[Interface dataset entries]
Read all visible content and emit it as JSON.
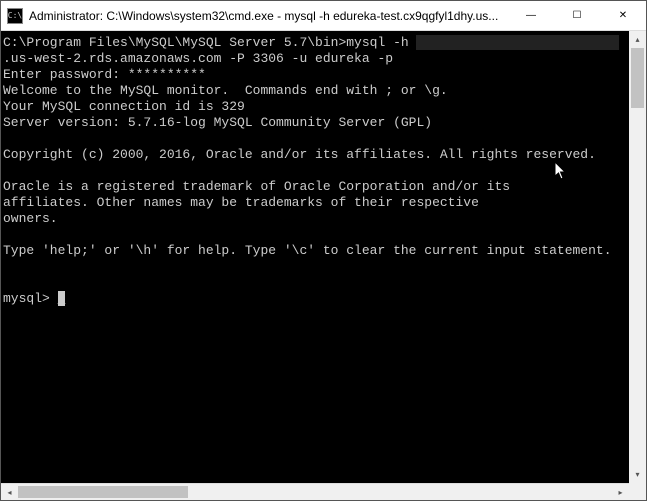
{
  "window": {
    "title": "Administrator: C:\\Windows\\system32\\cmd.exe - mysql  -h edureka-test.cx9qgfyl1dhy.us...",
    "icon_label": "C:\\"
  },
  "terminal": {
    "line1_prefix": "C:\\Program Files\\MySQL\\MySQL Server 5.7\\bin>mysql -h ",
    "line1_blurred": "                          ",
    "line2": ".us-west-2.rds.amazonaws.com -P 3306 -u edureka -p",
    "line3": "Enter password: **********",
    "line4": "Welcome to the MySQL monitor.  Commands end with ; or \\g.",
    "line5": "Your MySQL connection id is 329",
    "line6": "Server version: 5.7.16-log MySQL Community Server (GPL)",
    "line7": "Copyright (c) 2000, 2016, Oracle and/or its affiliates. All rights reserved.",
    "line8": "Oracle is a registered trademark of Oracle Corporation and/or its",
    "line9": "affiliates. Other names may be trademarks of their respective",
    "line10": "owners.",
    "line11": "Type 'help;' or '\\h' for help. Type '\\c' to clear the current input statement.",
    "prompt": "mysql> ",
    "cursor": "_"
  },
  "controls": {
    "minimize": "—",
    "maximize": "☐",
    "close": "✕",
    "scroll_up": "▴",
    "scroll_down": "▾",
    "scroll_left": "◂",
    "scroll_right": "▸"
  }
}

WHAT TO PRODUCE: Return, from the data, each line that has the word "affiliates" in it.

EXPECTED ANSWER:
    "line7": "Copyright (c) 2000, 2016, Oracle and/or its affiliates. All rights reserved.",
    "line9": "affiliates. Other names may be trademarks of their respective",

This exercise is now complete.